I have gotten questions via E-MAIL, Facebook, and phone regarding what is going on at the nuclear power plants in Japan, so I thought I would post my thoughts here. I am not privy to any special information regarding the disaster in Japan. I am getting my news from the same sources that anyone else can use. However, as a nuclear chemist, I can easily spot the flaws in many of the news reports and commentaries related to the Japanese nuclear power plants.
Before I discuss my take on what is happening in Japan, let’s get one thing straight:
A nuclear power plant CANNOT experience a nuclear explosion!
In order to produce a nuclear explosion, you must have a runaway nuclear chain reaction. To have such a runaway nuclear chain reaction, you must have a very specific amount of nuclear fuel in a very specific geometry. A nuclear power plant (by design) does not have the right amount of fuel in the right geometry. So even if all the safety measures completely stop working, there is no chance that the nuclear reactor will turn into a nuclear bomb. Basic physics says this is not possible.
A stone tool, somewhat similar to those discussed in the article (click for credit)
I am not sure how this ever made it past the reviewers, but an article in the January 28, 2011 issue of the journal Science discussed research from an intelligent design standpoint. The article reports on research done by Hans-Peter Uerpmann and his colleagues. They were excavating a rock shelter at the end of a long limestone mountain near Al-Madam, Sharjah Emirate (of the UAE), and they found stones that were shaped rather differently than most of the other stones in that same area. Most of them were tapered at one end and curved at the other, and there were specific surfaces that seemed perfectly suited for fingers to hold onto the stones.1 The research is considered important, because if the results stand up to scrutiny, they upset current ideas regarding the migration of human beings out of Africa.

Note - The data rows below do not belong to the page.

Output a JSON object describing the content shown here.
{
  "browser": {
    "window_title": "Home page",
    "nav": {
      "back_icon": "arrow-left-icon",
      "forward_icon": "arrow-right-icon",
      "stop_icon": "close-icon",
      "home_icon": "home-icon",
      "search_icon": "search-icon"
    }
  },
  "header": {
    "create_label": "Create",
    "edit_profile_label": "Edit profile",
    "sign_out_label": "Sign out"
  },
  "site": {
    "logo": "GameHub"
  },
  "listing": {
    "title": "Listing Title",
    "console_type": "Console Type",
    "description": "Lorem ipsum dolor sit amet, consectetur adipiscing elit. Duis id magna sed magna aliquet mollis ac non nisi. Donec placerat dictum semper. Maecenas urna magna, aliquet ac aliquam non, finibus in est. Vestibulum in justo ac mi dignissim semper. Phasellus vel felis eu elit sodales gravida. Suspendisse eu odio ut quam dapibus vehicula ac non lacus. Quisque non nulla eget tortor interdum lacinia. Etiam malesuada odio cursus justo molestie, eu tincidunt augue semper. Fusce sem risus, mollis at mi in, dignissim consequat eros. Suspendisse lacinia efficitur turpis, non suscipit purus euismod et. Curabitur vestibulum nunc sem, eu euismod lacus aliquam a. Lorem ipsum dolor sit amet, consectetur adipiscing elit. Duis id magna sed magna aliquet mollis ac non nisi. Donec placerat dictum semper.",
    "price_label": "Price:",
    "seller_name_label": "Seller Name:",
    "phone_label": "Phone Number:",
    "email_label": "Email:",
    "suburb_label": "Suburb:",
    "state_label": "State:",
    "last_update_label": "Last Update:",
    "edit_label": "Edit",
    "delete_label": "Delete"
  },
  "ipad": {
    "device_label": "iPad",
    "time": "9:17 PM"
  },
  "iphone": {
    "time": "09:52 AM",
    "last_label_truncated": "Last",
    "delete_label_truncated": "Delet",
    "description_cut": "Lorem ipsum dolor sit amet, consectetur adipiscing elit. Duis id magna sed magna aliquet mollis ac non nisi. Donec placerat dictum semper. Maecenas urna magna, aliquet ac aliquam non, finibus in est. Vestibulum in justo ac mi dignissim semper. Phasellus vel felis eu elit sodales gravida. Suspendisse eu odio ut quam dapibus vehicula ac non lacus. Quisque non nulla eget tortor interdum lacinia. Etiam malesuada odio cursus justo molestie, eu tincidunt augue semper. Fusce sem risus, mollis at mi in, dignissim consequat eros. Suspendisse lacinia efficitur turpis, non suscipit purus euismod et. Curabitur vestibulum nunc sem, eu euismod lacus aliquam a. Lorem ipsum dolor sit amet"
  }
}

It is hard to keep track of the evolutionary model of the origin of human beings, because it changes abruptly every time new data cannot be forced into compliance. Nevertheless, the evolutionary view currently accepted by the majority of evolutionists is that modern human beings evolved in Africa and then started migrating from there about 50,000-75,000 years ago. Dr. Uerpmann’s research team, however, found these stones in the Arabian peninsula, and based on scientifically irresponsible dating techniques, they claim the stones are 125,000 years old.
You have stumbled across Dr. Jay L. Wile's Blog. Dr. Wile holds an earned PhD from the University of Rochester in Nuclear Chemistry. He is best known for the "Exploring Creation with..." series of textbooks written for junior high and high school students who are being educated at home. He has also just released an elementary science series!You can read about that here.
Red Wagon Tutorials
This site is run by the most gifted teacher with whom I have ever worked. He has live classes that go with my books as well as recorded classes.
Answers in Genesis
While I disagree with some of the theology on this website, the science discussed is pretty solid.
This website contains works from a good mix of young-earth creationists.
This is the blog of Dr. Todd Wood, one of the leaders in baraminology. He covers current topics of interest to young-earth creationists.
This is the blog of Kevin Nelstead, an old-earth creationist geologist. He covers many topics related to the age of the earth and offers a nice contrast to the young-earth writings listed above.
An interesting "think tank" that contains the major players in Intelligent Design
This is atheist PZ Myers's blog. While I disagree with most of what he says, he is a provocative writer. This is one of the few blogs I read regularly. Please note that there is a lot of foul language in his writing. Those who cannot defend their positions rationally tend to descend into such nonsense.